• _Task statement_
With all pictures excluded, restate the records that follow exactly as written.

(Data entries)
┌──
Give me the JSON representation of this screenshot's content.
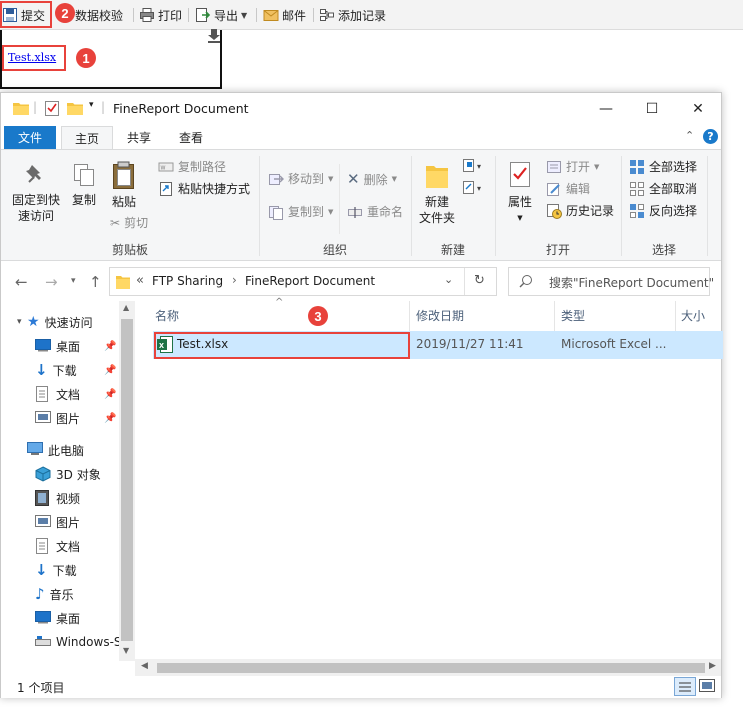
{
  "toolbar": {
    "submit": "提交",
    "validate": "数据校验",
    "print": "打印",
    "export": "导出",
    "mail": "邮件",
    "add_record": "添加记录"
  },
  "cell": {
    "link": "Test.xlsx"
  },
  "badges": {
    "one": "1",
    "two": "2",
    "three": "3"
  },
  "explorer": {
    "title": "FineReport Document",
    "tabs": [
      "文件",
      "主页",
      "共享",
      "查看"
    ],
    "ribbon": {
      "clipboard": {
        "pin": "固定到快\n速访问",
        "copy": "复制",
        "paste": "粘贴",
        "copy_path": "复制路径",
        "paste_shortcut": "粘贴快捷方式",
        "cut": "剪切",
        "label": "剪贴板"
      },
      "organize": {
        "move_to": "移动到",
        "copy_to": "复制到",
        "delete": "删除",
        "rename": "重命名",
        "label": "组织"
      },
      "new": {
        "new_folder": "新建\n文件夹",
        "label": "新建"
      },
      "open": {
        "properties": "属性",
        "open": "打开",
        "edit": "编辑",
        "history": "历史记录",
        "label": "打开"
      },
      "select": {
        "select_all": "全部选择",
        "select_none": "全部取消",
        "invert": "反向选择",
        "label": "选择"
      }
    },
    "address": {
      "prefix": "«",
      "segments": [
        "FTP Sharing",
        "FineReport Document"
      ],
      "search_placeholder": "搜索\"FineReport Document\""
    },
    "nav": {
      "quick_access": "快速访问",
      "quick_items": [
        "桌面",
        "下载",
        "文档",
        "图片"
      ],
      "this_pc": "此电脑",
      "pc_items": [
        "3D 对象",
        "视频",
        "图片",
        "文档",
        "下载",
        "音乐",
        "桌面",
        "Windows-S"
      ]
    },
    "columns": [
      "名称",
      "修改日期",
      "类型",
      "大小"
    ],
    "files": [
      {
        "name": "Test.xlsx",
        "modified": "2019/11/27 11:41",
        "type": "Microsoft Excel ..."
      }
    ],
    "status": "1 个项目"
  },
  "colors": {
    "accent": "#1979ca",
    "highlight": "#e8423b",
    "selection": "#cce8ff"
  }
}
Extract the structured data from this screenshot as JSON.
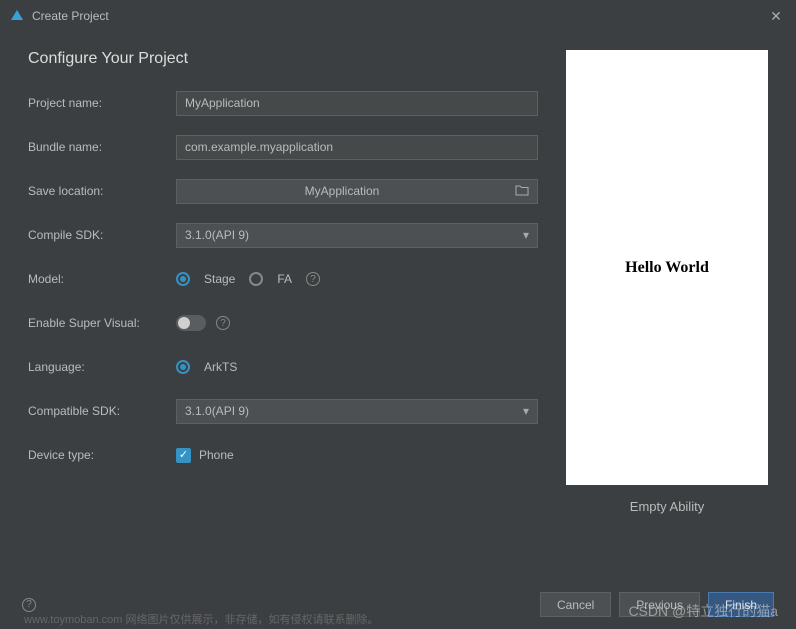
{
  "window": {
    "title": "Create Project"
  },
  "heading": "Configure Your Project",
  "fields": {
    "project_name": {
      "label": "Project name:",
      "value": "MyApplication"
    },
    "bundle_name": {
      "label": "Bundle name:",
      "value": "com.example.myapplication"
    },
    "save_location": {
      "label": "Save location:",
      "value": "MyApplication"
    },
    "compile_sdk": {
      "label": "Compile SDK:",
      "value": "3.1.0(API 9)"
    },
    "model": {
      "label": "Model:",
      "option_stage": "Stage",
      "option_fa": "FA",
      "selected": "Stage"
    },
    "super_visual": {
      "label": "Enable Super Visual:",
      "value": false
    },
    "language": {
      "label": "Language:",
      "option_arkts": "ArkTS",
      "selected": "ArkTS"
    },
    "compat_sdk": {
      "label": "Compatible SDK:",
      "value": "3.1.0(API 9)"
    },
    "device_type": {
      "label": "Device type:",
      "option_phone": "Phone",
      "phone_checked": true
    }
  },
  "preview": {
    "content": "Hello World",
    "caption": "Empty Ability"
  },
  "buttons": {
    "cancel": "Cancel",
    "previous": "Previous",
    "finish": "Finish"
  },
  "watermark": "CSDN @特立独行的猫a",
  "watermark_bottom": "www.toymoban.com 网络图片仅供展示，非存储，如有侵权请联系删除。"
}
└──
• _Written solution_
Give me the JSON representation of this screenshot's content.
{
  "toolbar": {
    "submit": "提交",
    "validate": "数据校验",
    "print": "打印",
    "export": "导出",
    "mail": "邮件",
    "add_record": "添加记录"
  },
  "cell": {
    "link": "Test.xlsx"
  },
  "badges": {
    "one": "1",
    "two": "2",
    "three": "3"
  },
  "explorer": {
    "title": "FineReport Document",
    "tabs": [
      "文件",
      "主页",
      "共享",
      "查看"
    ],
    "ribbon": {
      "clipboard": {
        "pin": "固定到快\n速访问",
        "copy": "复制",
        "paste": "粘贴",
        "copy_path": "复制路径",
        "paste_shortcut": "粘贴快捷方式",
        "cut": "剪切",
        "label": "剪贴板"
      },
      "organize": {
        "move_to": "移动到",
        "copy_to": "复制到",
        "delete": "删除",
        "rename": "重命名",
        "label": "组织"
      },
      "new": {
        "new_folder": "新建\n文件夹",
        "label": "新建"
      },
      "open": {
        "properties": "属性",
        "open": "打开",
        "edit": "编辑",
        "history": "历史记录",
        "label": "打开"
      },
      "select": {
        "select_all": "全部选择",
        "select_none": "全部取消",
        "invert": "反向选择",
        "label": "选择"
      }
    },
    "address": {
      "prefix": "«",
      "segments": [
        "FTP Sharing",
        "FineReport Document"
      ],
      "search_placeholder": "搜索\"FineReport Document\""
    },
    "nav": {
      "quick_access": "快速访问",
      "quick_items": [
        "桌面",
        "下载",
        "文档",
        "图片"
      ],
      "this_pc": "此电脑",
      "pc_items": [
        "3D 对象",
        "视频",
        "图片",
        "文档",
        "下载",
        "音乐",
        "桌面",
        "Windows-S"
      ]
    },
    "columns": [
      "名称",
      "修改日期",
      "类型",
      "大小"
    ],
    "files": [
      {
        "name": "Test.xlsx",
        "modified": "2019/11/27 11:41",
        "type": "Microsoft Excel ..."
      }
    ],
    "status": "1 个项目"
  },
  "colors": {
    "accent": "#1979ca",
    "highlight": "#e8423b",
    "selection": "#cce8ff"
  }
}
Extract the structured data from this screenshot as JSON.
{
  "window": {
    "title": "Create Project"
  },
  "heading": "Configure Your Project",
  "fields": {
    "project_name": {
      "label": "Project name:",
      "value": "MyApplication"
    },
    "bundle_name": {
      "label": "Bundle name:",
      "value": "com.example.myapplication"
    },
    "save_location": {
      "label": "Save location:",
      "value": "MyApplication"
    },
    "compile_sdk": {
      "label": "Compile SDK:",
      "value": "3.1.0(API 9)"
    },
    "model": {
      "label": "Model:",
      "option_stage": "Stage",
      "option_fa": "FA",
      "selected": "Stage"
    },
    "super_visual": {
      "label": "Enable Super Visual:",
      "value": false
    },
    "language": {
      "label": "Language:",
      "option_arkts": "ArkTS",
      "selected": "ArkTS"
    },
    "compat_sdk": {
      "label": "Compatible SDK:",
      "value": "3.1.0(API 9)"
    },
    "device_type": {
      "label": "Device type:",
      "option_phone": "Phone",
      "phone_checked": true
    }
  },
  "preview": {
    "content": "Hello World",
    "caption": "Empty Ability"
  },
  "buttons": {
    "cancel": "Cancel",
    "previous": "Previous",
    "finish": "Finish"
  },
  "watermark": "CSDN @特立独行的猫a",
  "watermark_bottom": "www.toymoban.com 网络图片仅供展示，非存储，如有侵权请联系删除。"
}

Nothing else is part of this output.